Task to complete: All of the entries need to be written out again, exactly as they are.

Task input:
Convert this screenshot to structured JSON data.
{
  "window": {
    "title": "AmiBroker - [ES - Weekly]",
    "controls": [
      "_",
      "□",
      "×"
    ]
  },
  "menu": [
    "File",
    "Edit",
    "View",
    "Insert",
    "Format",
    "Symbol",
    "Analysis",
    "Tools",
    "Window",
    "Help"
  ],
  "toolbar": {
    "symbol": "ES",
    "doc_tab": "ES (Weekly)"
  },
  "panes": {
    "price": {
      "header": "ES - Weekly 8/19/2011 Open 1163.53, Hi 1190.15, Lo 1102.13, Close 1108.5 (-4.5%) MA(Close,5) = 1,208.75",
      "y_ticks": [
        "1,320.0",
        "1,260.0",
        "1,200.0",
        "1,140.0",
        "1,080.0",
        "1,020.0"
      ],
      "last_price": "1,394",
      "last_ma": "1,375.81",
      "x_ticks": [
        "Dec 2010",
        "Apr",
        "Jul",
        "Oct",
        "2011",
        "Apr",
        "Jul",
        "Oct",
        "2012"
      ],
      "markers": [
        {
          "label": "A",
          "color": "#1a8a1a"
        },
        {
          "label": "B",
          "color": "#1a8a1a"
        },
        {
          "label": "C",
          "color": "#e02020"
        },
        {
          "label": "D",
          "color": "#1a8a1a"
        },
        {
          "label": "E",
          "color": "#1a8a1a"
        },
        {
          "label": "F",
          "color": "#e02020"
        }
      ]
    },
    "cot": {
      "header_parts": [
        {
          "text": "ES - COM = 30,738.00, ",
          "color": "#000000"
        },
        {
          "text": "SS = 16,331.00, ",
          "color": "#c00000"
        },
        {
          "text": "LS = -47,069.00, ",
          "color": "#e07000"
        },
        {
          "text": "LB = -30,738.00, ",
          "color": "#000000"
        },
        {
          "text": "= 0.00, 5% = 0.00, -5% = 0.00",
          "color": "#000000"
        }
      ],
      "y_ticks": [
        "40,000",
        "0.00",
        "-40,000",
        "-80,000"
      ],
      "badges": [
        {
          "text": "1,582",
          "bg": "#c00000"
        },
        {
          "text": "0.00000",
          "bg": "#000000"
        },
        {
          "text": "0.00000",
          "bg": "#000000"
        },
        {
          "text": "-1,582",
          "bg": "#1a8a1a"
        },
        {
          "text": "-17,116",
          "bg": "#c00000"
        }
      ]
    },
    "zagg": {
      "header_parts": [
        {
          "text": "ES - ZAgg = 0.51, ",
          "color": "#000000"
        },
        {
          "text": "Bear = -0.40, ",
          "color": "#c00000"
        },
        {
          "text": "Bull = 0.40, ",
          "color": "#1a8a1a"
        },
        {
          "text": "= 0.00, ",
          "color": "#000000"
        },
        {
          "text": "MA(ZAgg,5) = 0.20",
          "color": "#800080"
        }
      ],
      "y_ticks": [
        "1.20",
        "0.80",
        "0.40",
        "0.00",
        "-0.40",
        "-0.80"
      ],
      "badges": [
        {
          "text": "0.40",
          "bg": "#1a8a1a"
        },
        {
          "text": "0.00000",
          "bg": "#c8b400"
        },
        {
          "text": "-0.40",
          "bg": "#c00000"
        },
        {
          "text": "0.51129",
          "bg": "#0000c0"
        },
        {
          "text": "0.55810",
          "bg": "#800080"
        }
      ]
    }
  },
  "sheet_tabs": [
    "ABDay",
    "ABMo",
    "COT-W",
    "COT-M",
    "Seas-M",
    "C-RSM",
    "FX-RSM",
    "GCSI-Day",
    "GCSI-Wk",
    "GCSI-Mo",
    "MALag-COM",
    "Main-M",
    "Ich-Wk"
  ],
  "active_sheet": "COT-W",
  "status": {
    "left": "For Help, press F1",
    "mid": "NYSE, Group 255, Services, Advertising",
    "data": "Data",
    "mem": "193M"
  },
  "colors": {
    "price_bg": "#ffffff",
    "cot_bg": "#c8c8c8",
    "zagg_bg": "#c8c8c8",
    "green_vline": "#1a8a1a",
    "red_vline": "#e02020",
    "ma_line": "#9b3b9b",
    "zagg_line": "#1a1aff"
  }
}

Finished task:
Convert this screenshot to structured JSON data.
{
  "window": {
    "title": "AmiBroker - [ES - Weekly]",
    "controls": [
      "_",
      "□",
      "×"
    ]
  },
  "menu": [
    "File",
    "Edit",
    "View",
    "Insert",
    "Format",
    "Symbol",
    "Analysis",
    "Tools",
    "Window",
    "Help"
  ],
  "toolbar": {
    "symbol": "ES",
    "doc_tab": "ES (Weekly)"
  },
  "panes": {
    "price": {
      "header": "ES - Weekly 8/19/2011 Open 1163.53, Hi 1190.15, Lo 1102.13, Close 1108.5 (-4.5%) MA(Close,5) = 1,208.75",
      "y_ticks": [
        "1,320.0",
        "1,260.0",
        "1,200.0",
        "1,140.0",
        "1,080.0",
        "1,020.0"
      ],
      "last_price": "1,394",
      "last_ma": "1,375.81",
      "x_ticks": [
        "Dec 2010",
        "Apr",
        "Jul",
        "Oct",
        "2011",
        "Apr",
        "Jul",
        "Oct",
        "2012"
      ],
      "markers": [
        {
          "label": "A",
          "color": "#1a8a1a"
        },
        {
          "label": "B",
          "color": "#1a8a1a"
        },
        {
          "label": "C",
          "color": "#e02020"
        },
        {
          "label": "D",
          "color": "#1a8a1a"
        },
        {
          "label": "E",
          "color": "#1a8a1a"
        },
        {
          "label": "F",
          "color": "#e02020"
        }
      ]
    },
    "cot": {
      "header_parts": [
        {
          "text": "ES - COM = 30,738.00, ",
          "color": "#000000"
        },
        {
          "text": "SS = 16,331.00, ",
          "color": "#c00000"
        },
        {
          "text": "LS = -47,069.00, ",
          "color": "#e07000"
        },
        {
          "text": "LB = -30,738.00, ",
          "color": "#000000"
        },
        {
          "text": "= 0.00, 5% = 0.00, -5% = 0.00",
          "color": "#000000"
        }
      ],
      "y_ticks": [
        "40,000",
        "0.00",
        "-40,000",
        "-80,000"
      ],
      "badges": [
        {
          "text": "1,582",
          "bg": "#c00000"
        },
        {
          "text": "0.00000",
          "bg": "#000000"
        },
        {
          "text": "0.00000",
          "bg": "#000000"
        },
        {
          "text": "-1,582",
          "bg": "#1a8a1a"
        },
        {
          "text": "-17,116",
          "bg": "#c00000"
        }
      ]
    },
    "zagg": {
      "header_parts": [
        {
          "text": "ES - ZAgg = 0.51, ",
          "color": "#000000"
        },
        {
          "text": "Bear = -0.40, ",
          "color": "#c00000"
        },
        {
          "text": "Bull = 0.40, ",
          "color": "#1a8a1a"
        },
        {
          "text": "= 0.00, ",
          "color": "#000000"
        },
        {
          "text": "MA(ZAgg,5) = 0.20",
          "color": "#800080"
        }
      ],
      "y_ticks": [
        "1.20",
        "0.80",
        "0.40",
        "0.00",
        "-0.40",
        "-0.80"
      ],
      "badges": [
        {
          "text": "0.40",
          "bg": "#1a8a1a"
        },
        {
          "text": "0.00000",
          "bg": "#c8b400"
        },
        {
          "text": "-0.40",
          "bg": "#c00000"
        },
        {
          "text": "0.51129",
          "bg": "#0000c0"
        },
        {
          "text": "0.55810",
          "bg": "#800080"
        }
      ]
    }
  },
  "sheet_tabs": [
    "ABDay",
    "ABMo",
    "COT-W",
    "COT-M",
    "Seas-M",
    "C-RSM",
    "FX-RSM",
    "GCSI-Day",
    "GCSI-Wk",
    "GCSI-Mo",
    "MALag-COM",
    "Main-M",
    "Ich-Wk"
  ],
  "active_sheet": "COT-W",
  "status": {
    "left": "For Help, press F1",
    "mid": "NYSE, Group 255, Services, Advertising",
    "data": "Data",
    "mem": "193M"
  },
  "colors": {
    "price_bg": "#ffffff",
    "cot_bg": "#c8c8c8",
    "zagg_bg": "#c8c8c8",
    "green_vline": "#1a8a1a",
    "red_vline": "#e02020",
    "ma_line": "#9b3b9b",
    "zagg_line": "#1a1aff"
  }
}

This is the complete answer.